Web page and app entries:
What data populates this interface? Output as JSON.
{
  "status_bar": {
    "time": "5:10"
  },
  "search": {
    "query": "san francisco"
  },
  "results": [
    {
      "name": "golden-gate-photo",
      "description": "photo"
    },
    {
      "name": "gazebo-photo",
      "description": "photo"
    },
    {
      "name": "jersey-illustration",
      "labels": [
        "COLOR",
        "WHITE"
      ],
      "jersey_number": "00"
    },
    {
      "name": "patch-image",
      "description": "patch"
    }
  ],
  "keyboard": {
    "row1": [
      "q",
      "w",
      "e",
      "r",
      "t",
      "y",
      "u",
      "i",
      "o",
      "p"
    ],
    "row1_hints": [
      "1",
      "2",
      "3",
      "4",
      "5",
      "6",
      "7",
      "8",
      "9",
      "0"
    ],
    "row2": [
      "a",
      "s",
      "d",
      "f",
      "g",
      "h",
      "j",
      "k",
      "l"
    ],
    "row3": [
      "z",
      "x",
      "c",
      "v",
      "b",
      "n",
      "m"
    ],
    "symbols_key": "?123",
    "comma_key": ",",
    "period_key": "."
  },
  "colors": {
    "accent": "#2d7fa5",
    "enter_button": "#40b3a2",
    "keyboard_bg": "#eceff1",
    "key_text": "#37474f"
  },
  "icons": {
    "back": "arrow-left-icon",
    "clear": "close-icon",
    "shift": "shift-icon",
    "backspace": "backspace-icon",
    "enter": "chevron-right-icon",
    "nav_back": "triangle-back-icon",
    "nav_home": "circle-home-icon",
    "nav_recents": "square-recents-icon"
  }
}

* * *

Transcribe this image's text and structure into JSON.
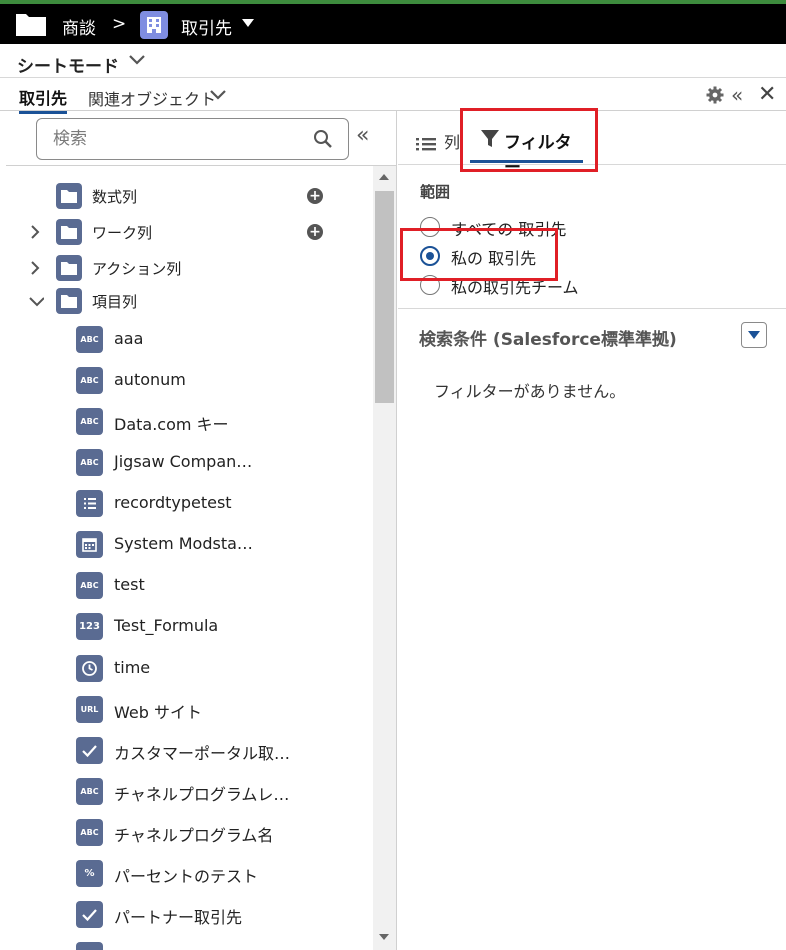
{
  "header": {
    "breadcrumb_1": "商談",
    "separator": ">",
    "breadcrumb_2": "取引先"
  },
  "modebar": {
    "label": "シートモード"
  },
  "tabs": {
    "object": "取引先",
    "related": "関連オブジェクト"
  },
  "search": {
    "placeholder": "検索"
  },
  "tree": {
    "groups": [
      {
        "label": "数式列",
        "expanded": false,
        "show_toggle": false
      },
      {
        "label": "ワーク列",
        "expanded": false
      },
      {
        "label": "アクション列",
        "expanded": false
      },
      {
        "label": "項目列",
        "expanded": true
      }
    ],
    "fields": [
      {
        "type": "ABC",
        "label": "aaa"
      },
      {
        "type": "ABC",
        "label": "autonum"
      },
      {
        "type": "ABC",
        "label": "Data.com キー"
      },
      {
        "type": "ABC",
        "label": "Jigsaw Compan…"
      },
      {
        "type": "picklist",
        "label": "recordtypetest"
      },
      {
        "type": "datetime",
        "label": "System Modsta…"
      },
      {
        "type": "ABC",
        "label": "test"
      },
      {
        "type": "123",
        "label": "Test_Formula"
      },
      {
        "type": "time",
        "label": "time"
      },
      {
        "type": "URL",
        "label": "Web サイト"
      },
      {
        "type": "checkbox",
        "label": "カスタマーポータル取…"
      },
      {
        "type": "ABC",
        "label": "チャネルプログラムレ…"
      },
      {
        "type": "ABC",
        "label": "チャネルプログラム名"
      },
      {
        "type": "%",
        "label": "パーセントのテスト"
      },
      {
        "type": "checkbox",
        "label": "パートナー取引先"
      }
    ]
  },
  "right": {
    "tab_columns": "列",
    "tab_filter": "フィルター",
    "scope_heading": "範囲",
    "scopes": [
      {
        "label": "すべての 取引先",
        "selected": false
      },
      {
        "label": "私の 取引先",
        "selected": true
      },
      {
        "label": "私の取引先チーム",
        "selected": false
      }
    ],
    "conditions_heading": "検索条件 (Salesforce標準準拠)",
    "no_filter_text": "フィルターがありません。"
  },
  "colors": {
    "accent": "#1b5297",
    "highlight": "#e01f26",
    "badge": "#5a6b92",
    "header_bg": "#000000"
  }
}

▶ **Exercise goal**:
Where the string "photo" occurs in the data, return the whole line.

▶ **Solution to the exercise**:
      "name": "golden-gate-photo",
      "description": "photo"
      "name": "gazebo-photo",
      "description": "photo"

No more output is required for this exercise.